THE PROBLEM: Scan the data below and state how many of its lines contain the word "subtitle", giving only the figure.

THE RECORDS:
== Segment start ==
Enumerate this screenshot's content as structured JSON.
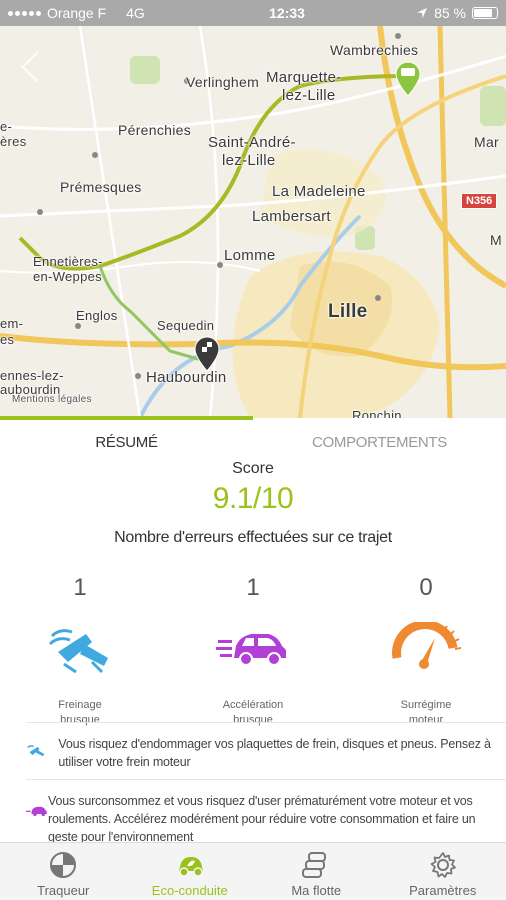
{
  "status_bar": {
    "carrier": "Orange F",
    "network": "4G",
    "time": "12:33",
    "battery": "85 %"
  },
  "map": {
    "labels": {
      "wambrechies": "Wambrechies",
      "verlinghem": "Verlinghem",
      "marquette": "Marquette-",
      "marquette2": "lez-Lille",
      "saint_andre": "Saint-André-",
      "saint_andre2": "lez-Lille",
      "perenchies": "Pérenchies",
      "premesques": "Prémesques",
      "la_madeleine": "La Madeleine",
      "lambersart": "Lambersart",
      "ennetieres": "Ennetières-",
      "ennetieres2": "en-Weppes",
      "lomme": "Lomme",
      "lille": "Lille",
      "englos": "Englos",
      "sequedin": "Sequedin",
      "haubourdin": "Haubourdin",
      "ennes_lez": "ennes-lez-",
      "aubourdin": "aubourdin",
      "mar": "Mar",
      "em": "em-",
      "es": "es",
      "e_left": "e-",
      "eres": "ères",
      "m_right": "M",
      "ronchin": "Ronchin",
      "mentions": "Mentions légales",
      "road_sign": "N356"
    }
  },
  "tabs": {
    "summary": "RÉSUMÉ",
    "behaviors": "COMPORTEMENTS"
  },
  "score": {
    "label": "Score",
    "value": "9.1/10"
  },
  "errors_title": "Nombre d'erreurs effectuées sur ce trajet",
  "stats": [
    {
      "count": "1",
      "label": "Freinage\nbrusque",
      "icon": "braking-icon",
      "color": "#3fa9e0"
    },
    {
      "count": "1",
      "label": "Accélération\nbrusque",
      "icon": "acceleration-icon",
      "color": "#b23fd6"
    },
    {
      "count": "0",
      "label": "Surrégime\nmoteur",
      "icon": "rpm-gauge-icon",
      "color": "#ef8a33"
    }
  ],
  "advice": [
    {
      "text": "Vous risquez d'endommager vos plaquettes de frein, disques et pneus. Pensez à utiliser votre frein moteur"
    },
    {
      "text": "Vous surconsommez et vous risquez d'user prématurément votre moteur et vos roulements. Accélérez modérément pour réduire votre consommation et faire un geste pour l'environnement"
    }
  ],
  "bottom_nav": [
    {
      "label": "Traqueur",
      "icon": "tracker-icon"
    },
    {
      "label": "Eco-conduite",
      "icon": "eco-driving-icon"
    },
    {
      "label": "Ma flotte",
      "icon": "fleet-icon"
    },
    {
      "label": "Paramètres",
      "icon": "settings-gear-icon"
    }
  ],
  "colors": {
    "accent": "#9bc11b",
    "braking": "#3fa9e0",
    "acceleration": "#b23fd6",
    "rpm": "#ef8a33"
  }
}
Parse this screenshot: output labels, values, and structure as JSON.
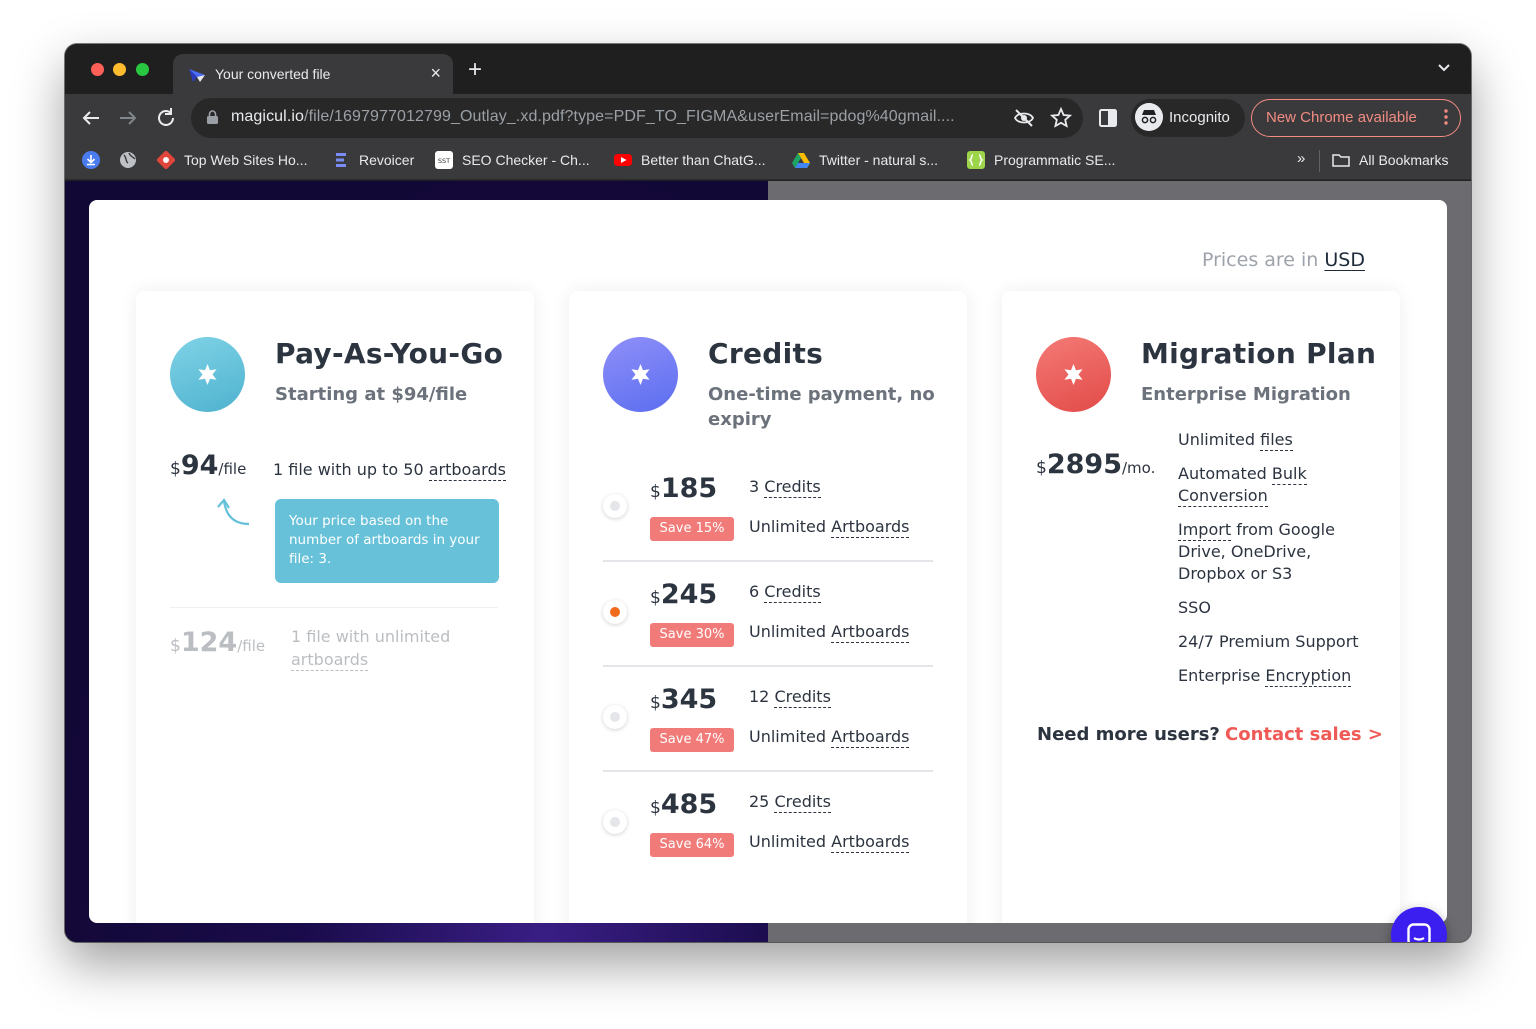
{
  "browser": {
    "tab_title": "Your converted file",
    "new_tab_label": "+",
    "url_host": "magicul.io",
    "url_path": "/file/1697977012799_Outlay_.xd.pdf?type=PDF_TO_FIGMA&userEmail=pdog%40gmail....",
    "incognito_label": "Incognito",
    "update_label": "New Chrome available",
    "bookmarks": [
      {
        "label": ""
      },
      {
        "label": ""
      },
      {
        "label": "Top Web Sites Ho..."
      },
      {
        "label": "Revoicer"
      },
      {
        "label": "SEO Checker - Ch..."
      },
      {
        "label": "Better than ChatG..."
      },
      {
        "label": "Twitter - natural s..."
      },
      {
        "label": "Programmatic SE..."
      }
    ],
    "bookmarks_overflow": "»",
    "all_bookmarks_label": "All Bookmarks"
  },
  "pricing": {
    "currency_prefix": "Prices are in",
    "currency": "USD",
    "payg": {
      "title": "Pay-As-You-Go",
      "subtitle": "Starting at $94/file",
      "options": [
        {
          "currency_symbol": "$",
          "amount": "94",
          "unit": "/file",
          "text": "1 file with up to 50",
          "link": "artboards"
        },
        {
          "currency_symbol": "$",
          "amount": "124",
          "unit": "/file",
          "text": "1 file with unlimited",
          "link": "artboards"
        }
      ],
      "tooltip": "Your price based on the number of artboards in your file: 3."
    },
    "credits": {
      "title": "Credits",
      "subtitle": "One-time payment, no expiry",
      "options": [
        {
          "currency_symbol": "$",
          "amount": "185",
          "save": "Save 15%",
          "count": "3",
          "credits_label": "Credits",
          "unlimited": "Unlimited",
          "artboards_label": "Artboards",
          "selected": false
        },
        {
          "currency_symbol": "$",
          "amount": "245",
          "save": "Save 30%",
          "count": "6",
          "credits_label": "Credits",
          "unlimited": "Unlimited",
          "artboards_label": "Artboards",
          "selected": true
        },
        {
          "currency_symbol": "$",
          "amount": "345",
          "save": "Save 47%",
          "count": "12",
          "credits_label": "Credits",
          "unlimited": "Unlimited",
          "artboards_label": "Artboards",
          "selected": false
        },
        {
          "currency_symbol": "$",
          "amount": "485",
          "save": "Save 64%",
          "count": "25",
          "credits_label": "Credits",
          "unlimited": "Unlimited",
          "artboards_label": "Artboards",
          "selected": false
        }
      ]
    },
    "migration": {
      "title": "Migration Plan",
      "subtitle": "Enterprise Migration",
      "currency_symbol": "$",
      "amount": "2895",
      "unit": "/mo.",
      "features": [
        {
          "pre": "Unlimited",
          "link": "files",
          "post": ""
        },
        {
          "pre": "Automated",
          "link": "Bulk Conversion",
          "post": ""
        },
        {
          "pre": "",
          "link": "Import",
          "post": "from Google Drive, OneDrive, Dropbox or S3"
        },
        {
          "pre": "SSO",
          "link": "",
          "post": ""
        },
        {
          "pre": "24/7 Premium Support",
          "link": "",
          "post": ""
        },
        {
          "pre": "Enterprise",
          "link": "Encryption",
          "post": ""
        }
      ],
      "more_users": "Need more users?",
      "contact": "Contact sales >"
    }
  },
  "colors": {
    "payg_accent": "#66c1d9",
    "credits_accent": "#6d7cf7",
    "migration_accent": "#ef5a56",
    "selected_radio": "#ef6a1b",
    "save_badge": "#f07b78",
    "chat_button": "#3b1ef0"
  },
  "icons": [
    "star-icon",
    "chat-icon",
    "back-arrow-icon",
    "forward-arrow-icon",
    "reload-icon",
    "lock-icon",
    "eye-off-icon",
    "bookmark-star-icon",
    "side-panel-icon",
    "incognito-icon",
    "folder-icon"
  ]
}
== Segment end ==
FINISHED EXERCISE: 3